» **Your goal**
Extract all lines that hold "each" from the records below.

(Information shown)

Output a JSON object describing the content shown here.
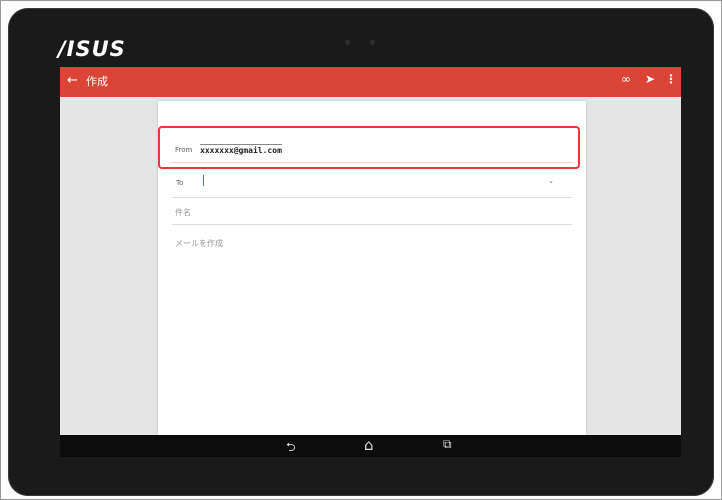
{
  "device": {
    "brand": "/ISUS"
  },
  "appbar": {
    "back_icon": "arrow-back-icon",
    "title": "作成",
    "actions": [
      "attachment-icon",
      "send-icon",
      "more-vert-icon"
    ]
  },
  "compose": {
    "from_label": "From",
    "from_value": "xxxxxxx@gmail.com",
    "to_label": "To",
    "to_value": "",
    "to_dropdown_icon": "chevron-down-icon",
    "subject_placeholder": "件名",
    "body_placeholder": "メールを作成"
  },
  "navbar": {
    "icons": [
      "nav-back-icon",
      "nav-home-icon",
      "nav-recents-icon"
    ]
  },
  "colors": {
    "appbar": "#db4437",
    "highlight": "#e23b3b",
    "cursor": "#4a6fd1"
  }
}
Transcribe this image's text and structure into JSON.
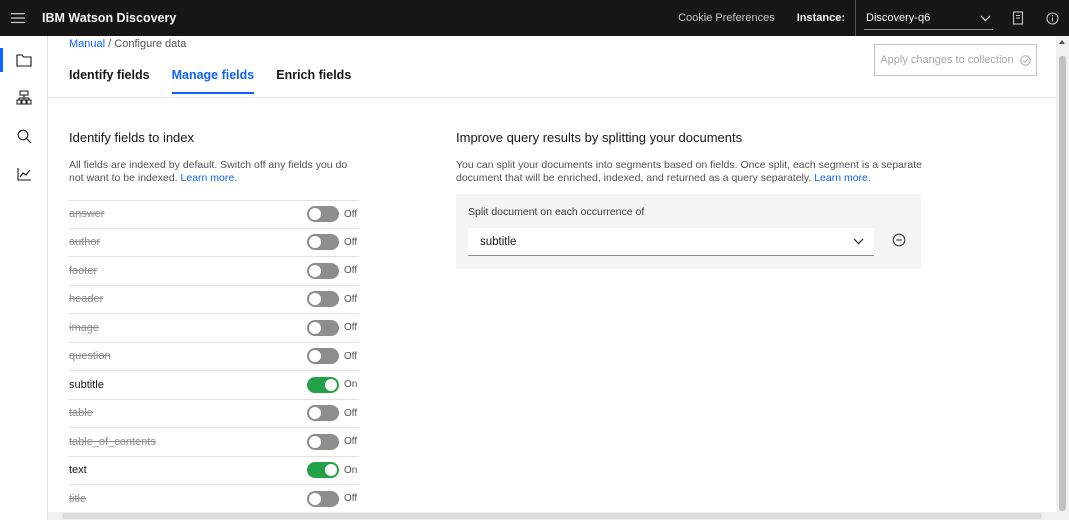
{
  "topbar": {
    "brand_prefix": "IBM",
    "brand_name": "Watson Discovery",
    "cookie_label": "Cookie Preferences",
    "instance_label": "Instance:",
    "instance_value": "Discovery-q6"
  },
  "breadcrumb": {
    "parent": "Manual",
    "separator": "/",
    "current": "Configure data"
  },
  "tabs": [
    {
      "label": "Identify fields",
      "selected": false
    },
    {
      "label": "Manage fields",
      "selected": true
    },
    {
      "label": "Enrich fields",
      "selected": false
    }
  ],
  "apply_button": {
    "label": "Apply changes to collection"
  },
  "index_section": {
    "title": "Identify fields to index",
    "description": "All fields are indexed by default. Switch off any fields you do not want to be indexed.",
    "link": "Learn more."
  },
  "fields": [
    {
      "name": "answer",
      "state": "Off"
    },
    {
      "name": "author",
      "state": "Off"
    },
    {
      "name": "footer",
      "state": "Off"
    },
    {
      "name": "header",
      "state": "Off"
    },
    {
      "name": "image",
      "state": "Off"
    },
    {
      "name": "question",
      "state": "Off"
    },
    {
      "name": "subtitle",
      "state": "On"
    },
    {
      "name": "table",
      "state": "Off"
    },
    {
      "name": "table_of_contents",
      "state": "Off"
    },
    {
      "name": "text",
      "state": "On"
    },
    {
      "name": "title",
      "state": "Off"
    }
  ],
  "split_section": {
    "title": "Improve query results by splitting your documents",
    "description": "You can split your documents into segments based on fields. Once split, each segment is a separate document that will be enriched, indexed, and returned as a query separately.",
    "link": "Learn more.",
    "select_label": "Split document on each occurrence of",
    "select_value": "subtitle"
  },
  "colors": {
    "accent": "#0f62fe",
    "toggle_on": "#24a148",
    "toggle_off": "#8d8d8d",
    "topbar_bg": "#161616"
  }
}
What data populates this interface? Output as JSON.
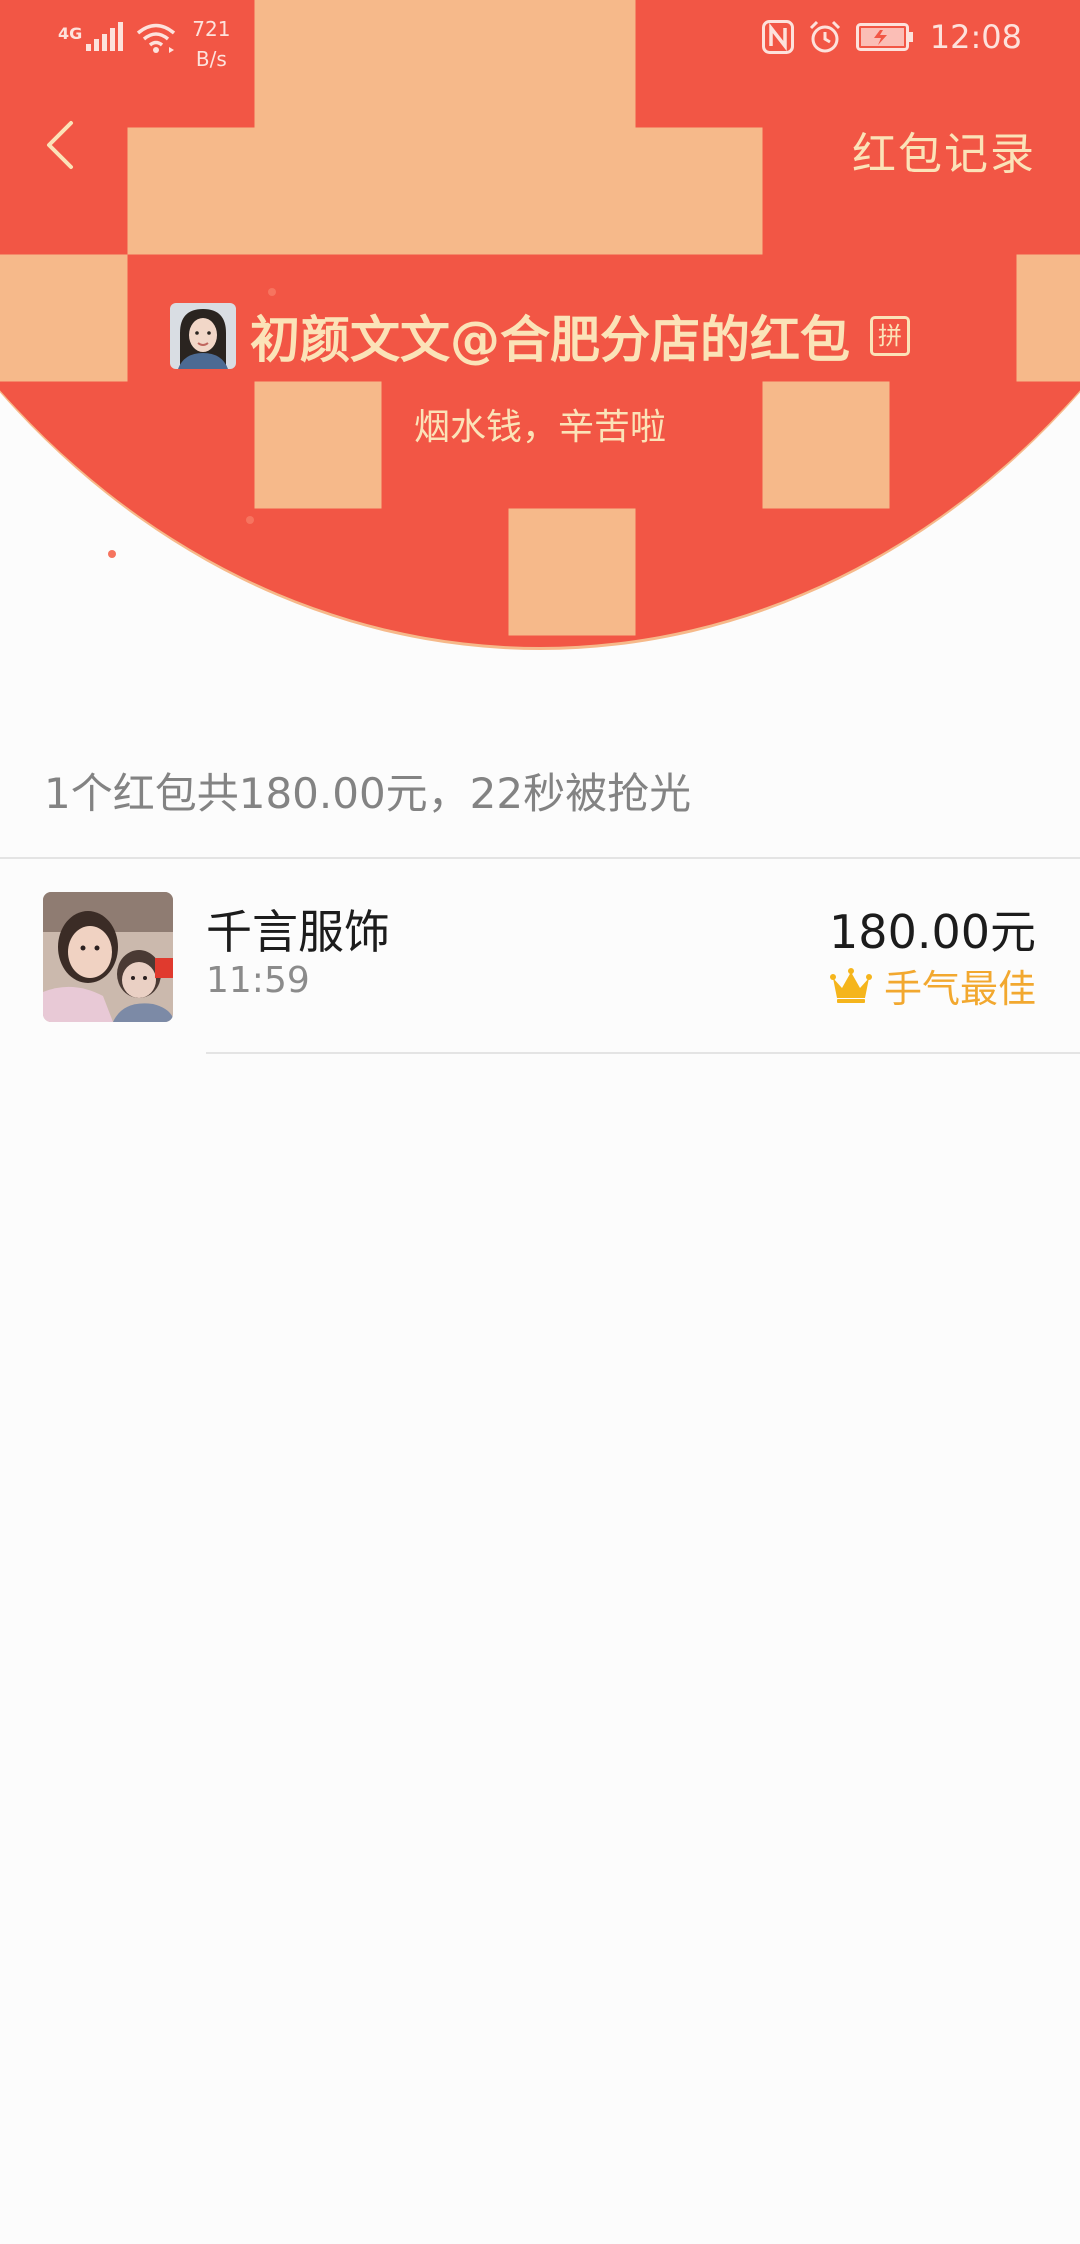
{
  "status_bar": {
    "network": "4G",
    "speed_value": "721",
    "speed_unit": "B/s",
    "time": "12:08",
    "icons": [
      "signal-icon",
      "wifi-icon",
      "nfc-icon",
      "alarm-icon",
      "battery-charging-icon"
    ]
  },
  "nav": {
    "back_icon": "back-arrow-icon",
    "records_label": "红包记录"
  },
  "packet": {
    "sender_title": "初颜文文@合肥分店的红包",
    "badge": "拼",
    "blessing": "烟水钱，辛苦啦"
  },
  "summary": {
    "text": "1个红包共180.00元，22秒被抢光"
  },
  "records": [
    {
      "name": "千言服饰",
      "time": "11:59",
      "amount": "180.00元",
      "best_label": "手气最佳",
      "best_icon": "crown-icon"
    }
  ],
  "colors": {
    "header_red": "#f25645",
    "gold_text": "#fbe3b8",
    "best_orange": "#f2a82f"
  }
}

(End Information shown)

» **Worked solution**
    "description": "You can split your documents into segments based on fields. Once split, each segment is a separate document that will be enriched, indexed, and returned as a query separately.",
    "select_label": "Split document on each occurrence of",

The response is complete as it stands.